The sticky substance was consistent with a maintenance effort to attach the brake pad to the steel pedal. Since the top of the rubber was worn off of the right brake pad, it appeared that the sticky substance was an adhesive added to the rear of the rubber brake pad. The substance migrated to the outside of the rubber pad and would stick to the latch plate bracket. When the mechanic removed the sticky substance and lubricated the pin, testing indicated that the brake pedal rotated properly.
The evidence on the boom was consistent with the accounts of the event. The main boom “whiplashed” backward causing the heel section to contact padeyes at the base of the boom. The momentum of the impact caused the concave impressions in the top chords of the heel section of the boom. This resulted in structural damage to the main boom. The whiplash occurred when a heavy load on the boom was suddenly released. The sudden release of the load was consistent with the release of the drum brake that occurred when the pedal brake did not engage when the air brake valve was released. As a result of the malfunctioning brake pedal actuation a sudden release of the main drum brake allowed the wire rope to play out causing a drop of the load and sudden unloading of the boom. The sudden unloading of the boom caused the boom to impact the top of the leads which dented the bottom chord of the tip section and other damage observed.
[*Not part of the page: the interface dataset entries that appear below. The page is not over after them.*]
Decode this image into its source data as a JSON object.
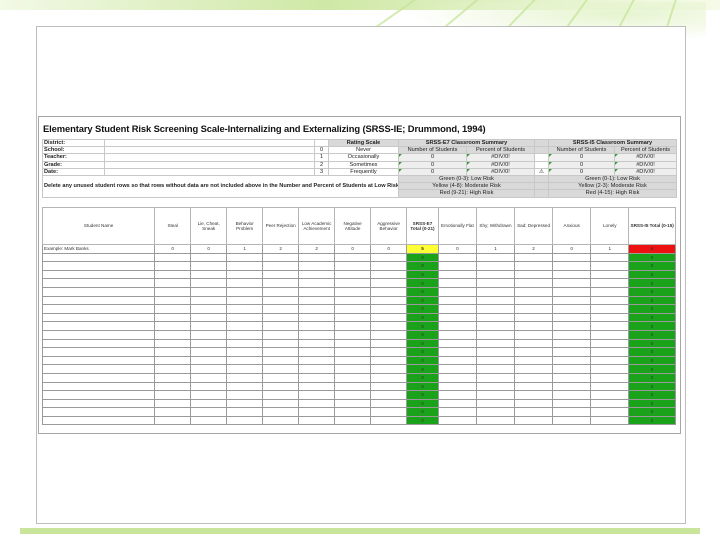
{
  "title": "Elementary Student Risk Screening Scale-Internalizing and Externalizing (SRSS-IE; Drummond, 1994)",
  "info": {
    "labels": [
      "District:",
      "School:",
      "Teacher:",
      "Grade:",
      "Date:"
    ],
    "rating_scale_title": "Rating Scale",
    "rating_scale": [
      {
        "value": "0",
        "label": "Never"
      },
      {
        "value": "1",
        "label": "Occasionally"
      },
      {
        "value": "2",
        "label": "Sometimes"
      },
      {
        "value": "3",
        "label": "Frequently"
      }
    ]
  },
  "summary_e7": {
    "title": "SRSS-E7 Classroom Summary",
    "col_number": "Number of Students",
    "col_percent": "Percent of Students",
    "numbers": [
      "0",
      "0",
      "0"
    ],
    "percents": [
      "#DIV/0!",
      "#DIV/0!",
      "#DIV/0!"
    ],
    "risk": [
      "Green (0-3): Low Risk",
      "Yellow (4-8): Moderate Risk",
      "Red (9-21): High Risk"
    ]
  },
  "summary_i5": {
    "title": "SRSS-I5 Classroom Summary",
    "col_number": "Number of Students",
    "col_percent": "Percent of Students",
    "numbers": [
      "0",
      "0",
      "0"
    ],
    "percents": [
      "#DIV/0!",
      "#DIV/0!",
      "#DIV/0!"
    ],
    "risk": [
      "Green (0-1): Low Risk",
      "Yellow (2-3): Moderate Risk",
      "Red (4-15): High Risk"
    ]
  },
  "note": "Delete any unused student rows so that rows without data are not included above in the Number and Percent of Students at Low Risk (due to default score of 0).",
  "warning_icon": "warning-icon",
  "columns": [
    "Student Name",
    "Steal",
    "Lie, Cheat, Sneak",
    "Behavior Problem",
    "Peer Rejection",
    "Low Academic Achievement",
    "Negative Attitude",
    "Aggressive Behavior",
    "SRSS-E7 Total (0-21)",
    "Emotionally Flat",
    "Shy; Withdrawn",
    "Sad; Depressed",
    "Anxious",
    "Lonely",
    "SRSS-I5 Total (0-15)"
  ],
  "example_row": [
    "Example: Mark Banks",
    "0",
    "0",
    "1",
    "2",
    "2",
    "0",
    "0",
    "5",
    "0",
    "1",
    "2",
    "0",
    "1",
    "4"
  ],
  "empty_score": "0",
  "colors": {
    "green": "#1aa31a",
    "yellow": "#ffff33",
    "red": "#ee1111",
    "header_gray": "#d9d9d9",
    "slide_accent": "#c9e59c"
  }
}
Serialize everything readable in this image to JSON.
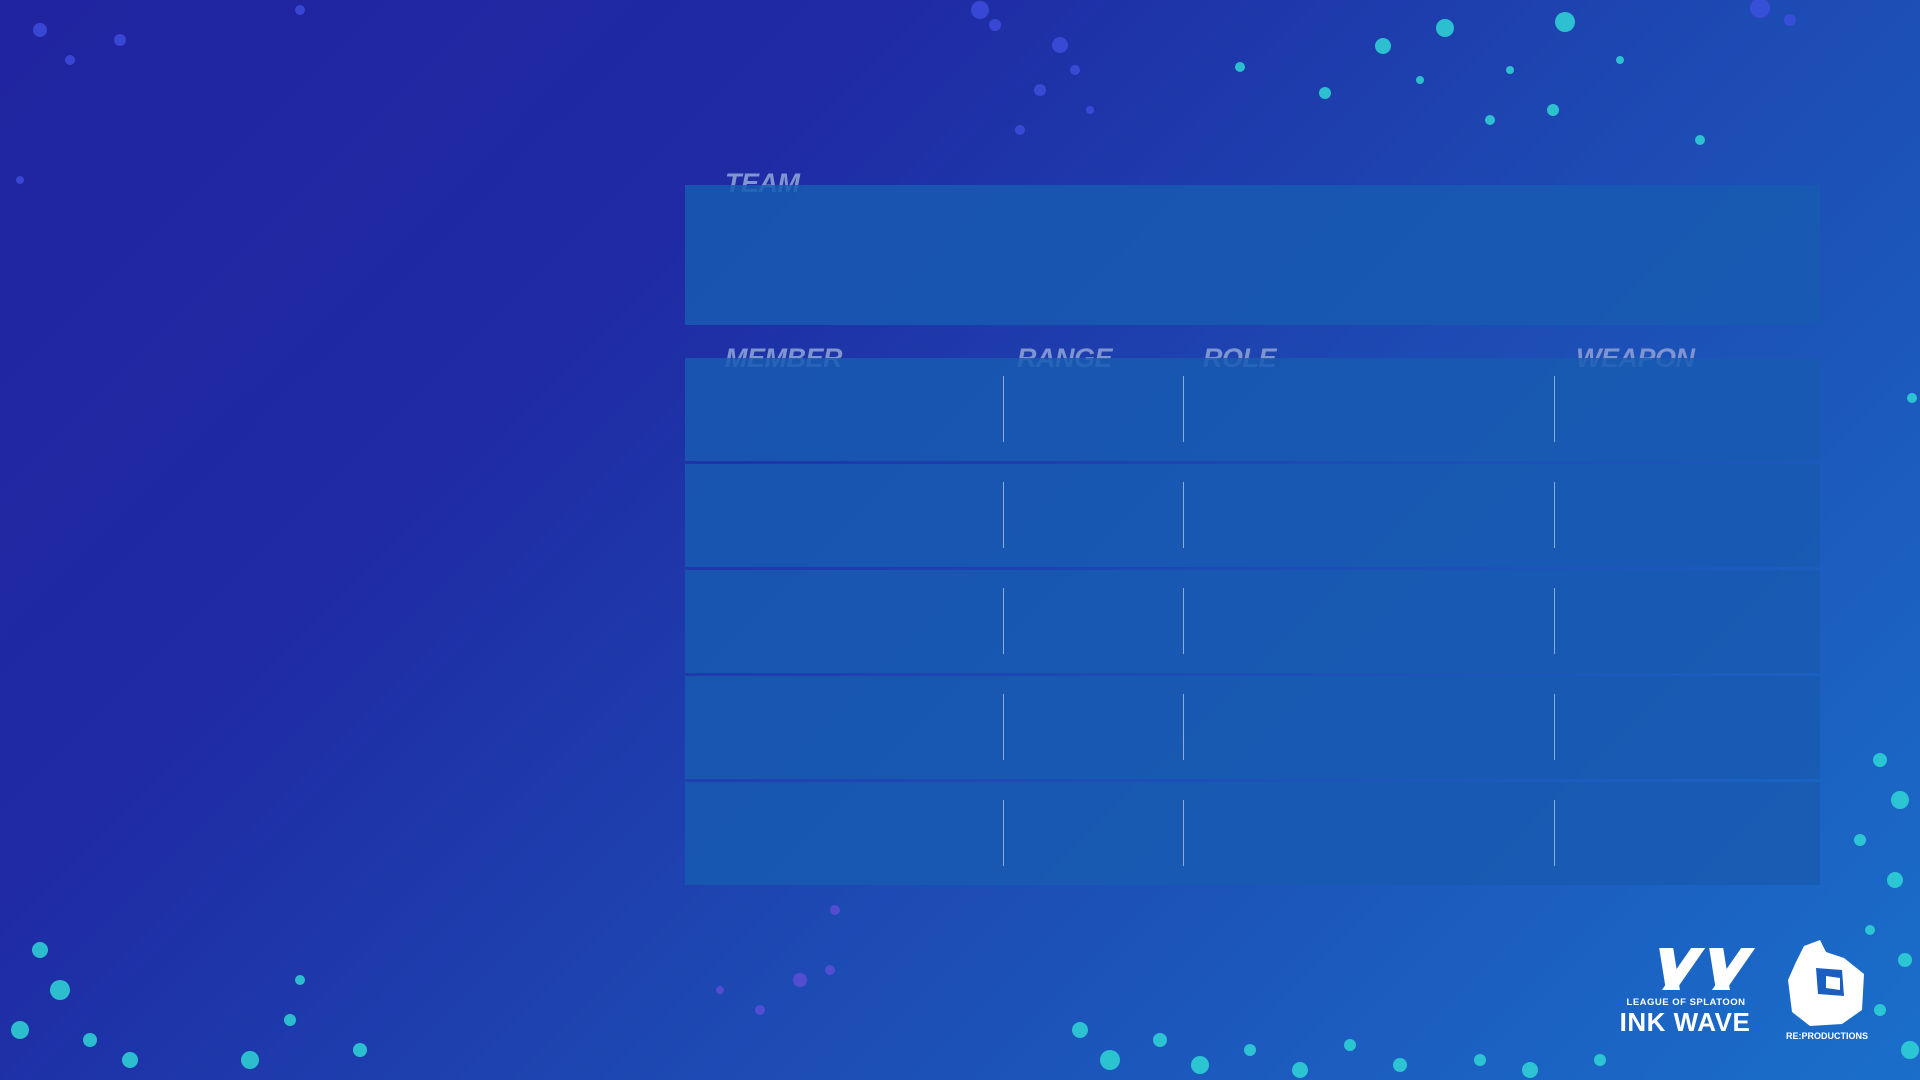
{
  "team_section": {
    "label": "TEAM"
  },
  "table": {
    "columns": [
      {
        "label": "MEMBER"
      },
      {
        "label": "RANGE"
      },
      {
        "label": "ROLE"
      },
      {
        "label": "WEAPON"
      }
    ],
    "rows": [
      {
        "member": "",
        "range": "",
        "role": "",
        "weapon": ""
      },
      {
        "member": "",
        "range": "",
        "role": "",
        "weapon": ""
      },
      {
        "member": "",
        "range": "",
        "role": "",
        "weapon": ""
      },
      {
        "member": "",
        "range": "",
        "role": "",
        "weapon": ""
      },
      {
        "member": "",
        "range": "",
        "role": "",
        "weapon": ""
      }
    ]
  },
  "logos": {
    "ink_wave": {
      "subtitle": "LEAGUE OF SPLATOON",
      "title": "INK WAVE"
    },
    "reproductions": {
      "caption": "RE:PRODUCTIONS"
    }
  },
  "colors": {
    "background_start": "#2024a0",
    "background_end": "#1a6fca",
    "panel": "#1b5ab2",
    "label": "#7f95d0",
    "splatter_cyan": "#2fd6d6",
    "splatter_blue": "#3f4fe0",
    "splatter_purple": "#6a4fe0"
  }
}
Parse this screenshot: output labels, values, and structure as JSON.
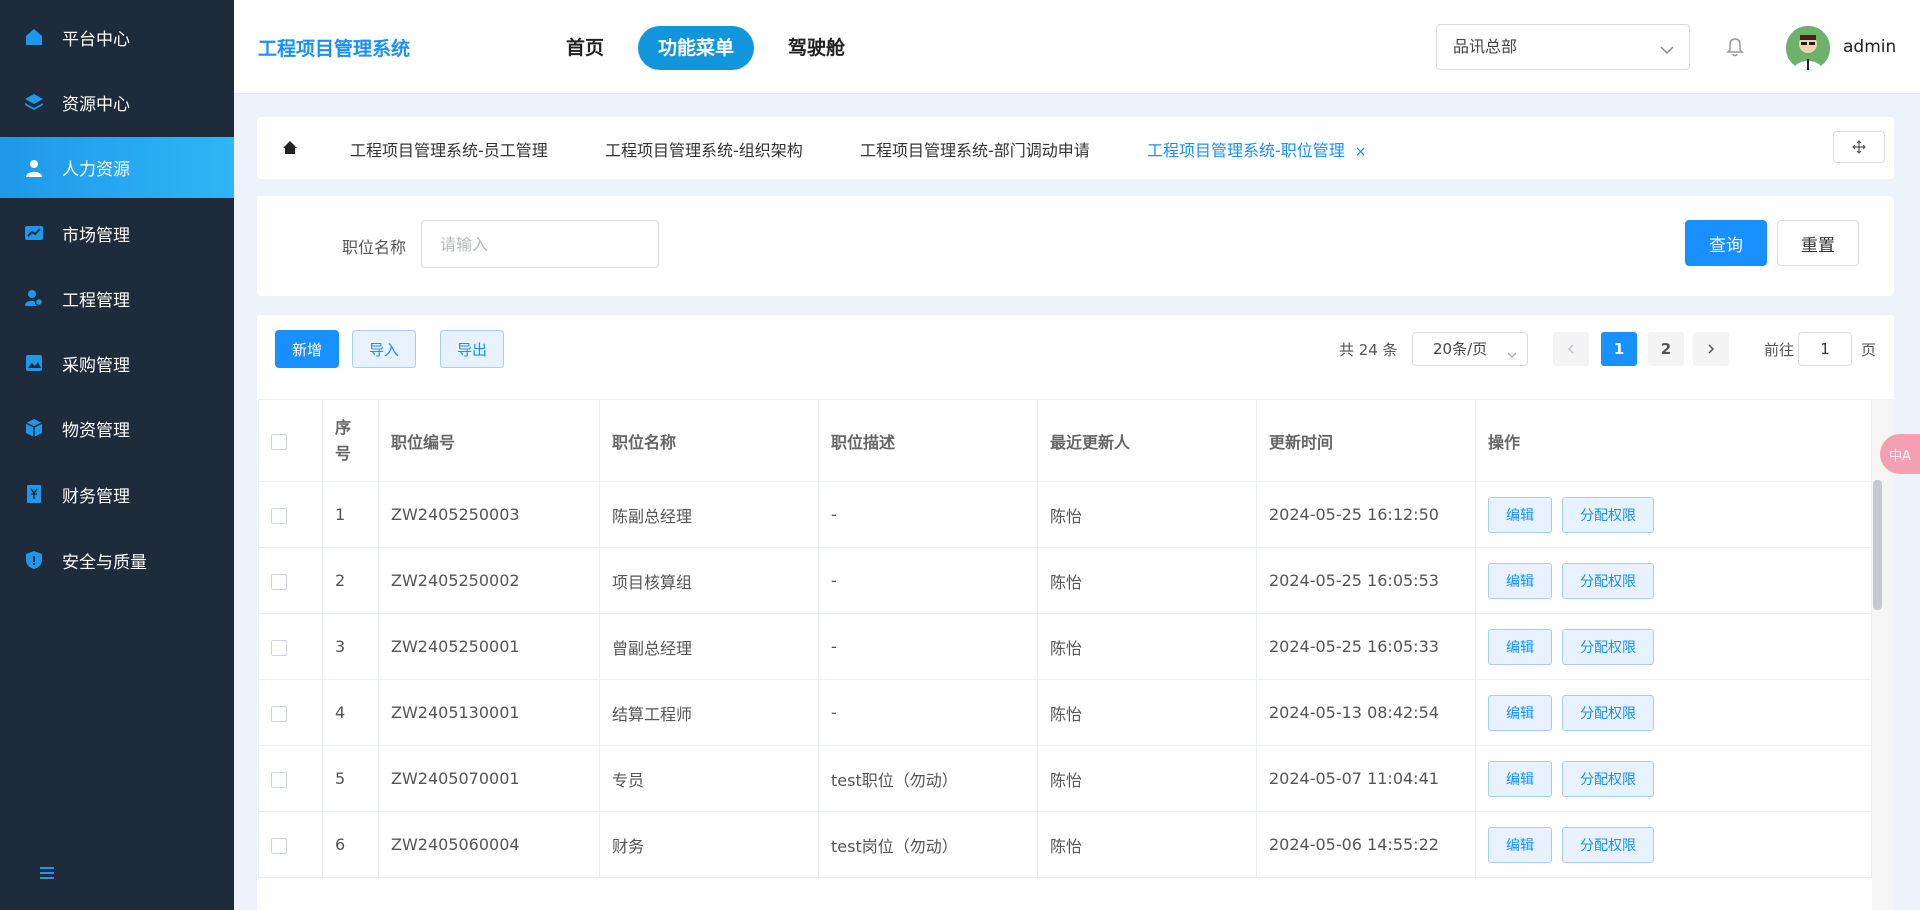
{
  "sidebar": {
    "items": [
      {
        "label": "平台中心",
        "icon": "home-icon"
      },
      {
        "label": "资源中心",
        "icon": "layers-icon"
      },
      {
        "label": "人力资源",
        "icon": "user-icon",
        "active": true
      },
      {
        "label": "市场管理",
        "icon": "chart-icon"
      },
      {
        "label": "工程管理",
        "icon": "people-gear-icon"
      },
      {
        "label": "采购管理",
        "icon": "image-icon"
      },
      {
        "label": "物资管理",
        "icon": "cube-icon"
      },
      {
        "label": "财务管理",
        "icon": "ledger-icon"
      },
      {
        "label": "安全与质量",
        "icon": "shield-icon"
      }
    ],
    "toggle_icon": "menu-icon"
  },
  "header": {
    "app_title": "工程项目管理系统",
    "nav": [
      {
        "label": "首页"
      },
      {
        "label": "功能菜单",
        "active": true
      },
      {
        "label": "驾驶舱"
      }
    ],
    "org_select": "品讯总部",
    "username": "admin"
  },
  "tabs": [
    {
      "label": "工程项目管理系统-员工管理"
    },
    {
      "label": "工程项目管理系统-组织架构"
    },
    {
      "label": "工程项目管理系统-部门调动申请"
    },
    {
      "label": "工程项目管理系统-职位管理",
      "active": true,
      "close": "×"
    }
  ],
  "search": {
    "label": "职位名称",
    "placeholder": "请输入",
    "query_label": "查询",
    "reset_label": "重置"
  },
  "toolbar": {
    "add_label": "新增",
    "import_label": "导入",
    "export_label": "导出"
  },
  "pagination": {
    "total_text": "共 24 条",
    "page_size": "20条/页",
    "pages": [
      "1",
      "2"
    ],
    "current_page": "1",
    "goto_label": "前往",
    "goto_value": "1",
    "goto_suffix": "页"
  },
  "table": {
    "columns": [
      "序号",
      "职位编号",
      "职位名称",
      "职位描述",
      "最近更新人",
      "更新时间",
      "操作"
    ],
    "edit_label": "编辑",
    "perm_label": "分配权限",
    "rows": [
      {
        "no": "1",
        "code": "ZW2405250003",
        "name": "陈副总经理",
        "desc": "-",
        "updater": "陈怡",
        "time": "2024-05-25 16:12:50"
      },
      {
        "no": "2",
        "code": "ZW2405250002",
        "name": "项目核算组",
        "desc": "-",
        "updater": "陈怡",
        "time": "2024-05-25 16:05:53"
      },
      {
        "no": "3",
        "code": "ZW2405250001",
        "name": "曾副总经理",
        "desc": "-",
        "updater": "陈怡",
        "time": "2024-05-25 16:05:33"
      },
      {
        "no": "4",
        "code": "ZW2405130001",
        "name": "结算工程师",
        "desc": "-",
        "updater": "陈怡",
        "time": "2024-05-13 08:42:54"
      },
      {
        "no": "5",
        "code": "ZW2405070001",
        "name": "专员",
        "desc": "test职位（勿动）",
        "updater": "陈怡",
        "time": "2024-05-07 11:04:41"
      },
      {
        "no": "6",
        "code": "ZW2405060004",
        "name": "财务",
        "desc": "test岗位（勿动）",
        "updater": "陈怡",
        "time": "2024-05-06 14:55:22"
      }
    ]
  },
  "float_widget": "中A",
  "colors": {
    "primary": "#1890ff",
    "sidebar_bg": "#1d2b3a",
    "sidebar_active": "#1e98ea",
    "nav_active": "#1296db"
  }
}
Conclusions of Crane Failure Evaluation
1. The physical evidence observed on the American 5300 crawler crane indicated that the main boom “whiplashed” backward causing the heel section to contact padeyes behind the heel section of the boom. The whiplash of the boom was caused by a sudden release of the load of the pile driving hammer and leads.
2. The physical evidence indicated that the sudden release of the load was a result of the release of the main hoist drum brake due to the malfunctioning of the brake foot pedal latch. When the operator released the air brake with the use of the pneumatic valve, the brake pedal lifted. This was due to the malfunction of the brake pedal latch such that the brake pedal dogs did not engage the latch plate. The malfunction of the brake pedal latch was caused by the application of a sticky substance on the bottom of the rubber pedal cover which interfered with the rotation of the brake pedal.
3. The conditions on the crane and the repeated malfunctioning of the foot pedal indicated that the faulty operation of the pedal was an ongoing problem at the work site.